Segment Open
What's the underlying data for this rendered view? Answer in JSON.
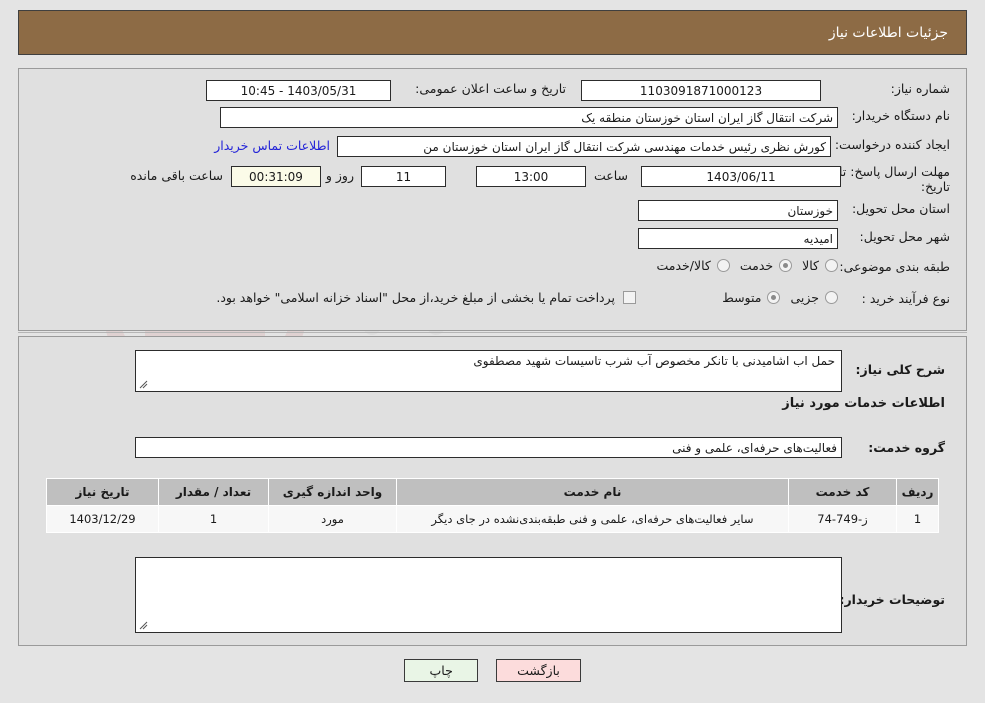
{
  "header": {
    "title": "جزئیات اطلاعات نیاز"
  },
  "form": {
    "need_number_label": "شماره نیاز:",
    "need_number_value": "1103091871000123",
    "announce_label": "تاریخ و ساعت اعلان عمومی:",
    "announce_value": "1403/05/31 - 10:45",
    "buyer_org_label": "نام دستگاه خریدار:",
    "buyer_org_value": "شرکت انتقال گاز ایران  استان خوزستان منطقه یک",
    "creator_label": "ایجاد کننده درخواست:",
    "creator_value": "کورش نظری رئیس خدمات مهندسی شرکت انتقال گاز ایران  استان خوزستان من",
    "contact_link": "اطلاعات تماس خریدار",
    "deadline_label_line1": "مهلت ارسال پاسخ: تا",
    "deadline_label_line2": "تاریخ:",
    "deadline_date": "1403/06/11",
    "hour_label": "ساعت",
    "hour_value": "13:00",
    "days_value": "11",
    "days_label": "روز و",
    "countdown_value": "00:31:09",
    "countdown_label": "ساعت باقی مانده",
    "province_label": "استان محل تحویل:",
    "province_value": "خوزستان",
    "city_label": "شهر محل تحویل:",
    "city_value": "امیدیه",
    "category_label": "طبقه بندی موضوعی:",
    "category_options": [
      {
        "label": "کالا",
        "selected": false
      },
      {
        "label": "خدمت",
        "selected": true
      },
      {
        "label": "کالا/خدمت",
        "selected": false
      }
    ],
    "process_label": "نوع فرآیند خرید :",
    "process_options": [
      {
        "label": "جزیی",
        "selected": false
      },
      {
        "label": "متوسط",
        "selected": true
      }
    ],
    "treasury_checkbox_text": "پرداخت تمام یا بخشی از مبلغ خرید،از محل \"اسناد خزانه اسلامی\" خواهد بود.",
    "treasury_checked": false
  },
  "description": {
    "label": "شرح کلی نیاز:",
    "value": "حمل اب اشامیدنی با تانکر مخصوص آب شرب تاسیسات شهید مصطفوی"
  },
  "services_section": {
    "heading": "اطلاعات خدمات مورد نیاز",
    "group_label": "گروه خدمت:",
    "group_value": "فعالیت‌های حرفه‌ای، علمی و فنی"
  },
  "table": {
    "columns": [
      "ردیف",
      "کد خدمت",
      "نام خدمت",
      "واحد اندازه گیری",
      "تعداد / مقدار",
      "تاریخ نیاز"
    ],
    "rows": [
      {
        "row_no": "1",
        "service_code": "ز-749-74",
        "service_name": "سایر فعالیت‌های حرفه‌ای، علمی و فنی طبقه‌بندی‌نشده در جای دیگر",
        "unit": "مورد",
        "quantity": "1",
        "need_date": "1403/12/29"
      }
    ]
  },
  "buyer_notes": {
    "label": "توضیحات خریدار:",
    "value": ""
  },
  "buttons": {
    "print": "چاپ",
    "back": "بازگشت"
  },
  "watermark": {
    "text": "AriaTender.net"
  },
  "colors": {
    "header_bg": "#8d6b45",
    "page_bg": "#e4e4e4",
    "panel_bg": "#e0e0e0",
    "link": "#2323d8",
    "timer_bg": "#fbfbe8",
    "table_header_bg": "#bfbfbf",
    "print_btn_bg": "#e9f5e6",
    "back_btn_bg": "#fcdcdc"
  }
}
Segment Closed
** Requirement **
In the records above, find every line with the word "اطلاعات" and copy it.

** Result of this task **
    "title": "جزئیات اطلاعات نیاز"
    "contact_link": "اطلاعات تماس خریدار",
    "heading": "اطلاعات خدمات مورد نیاز",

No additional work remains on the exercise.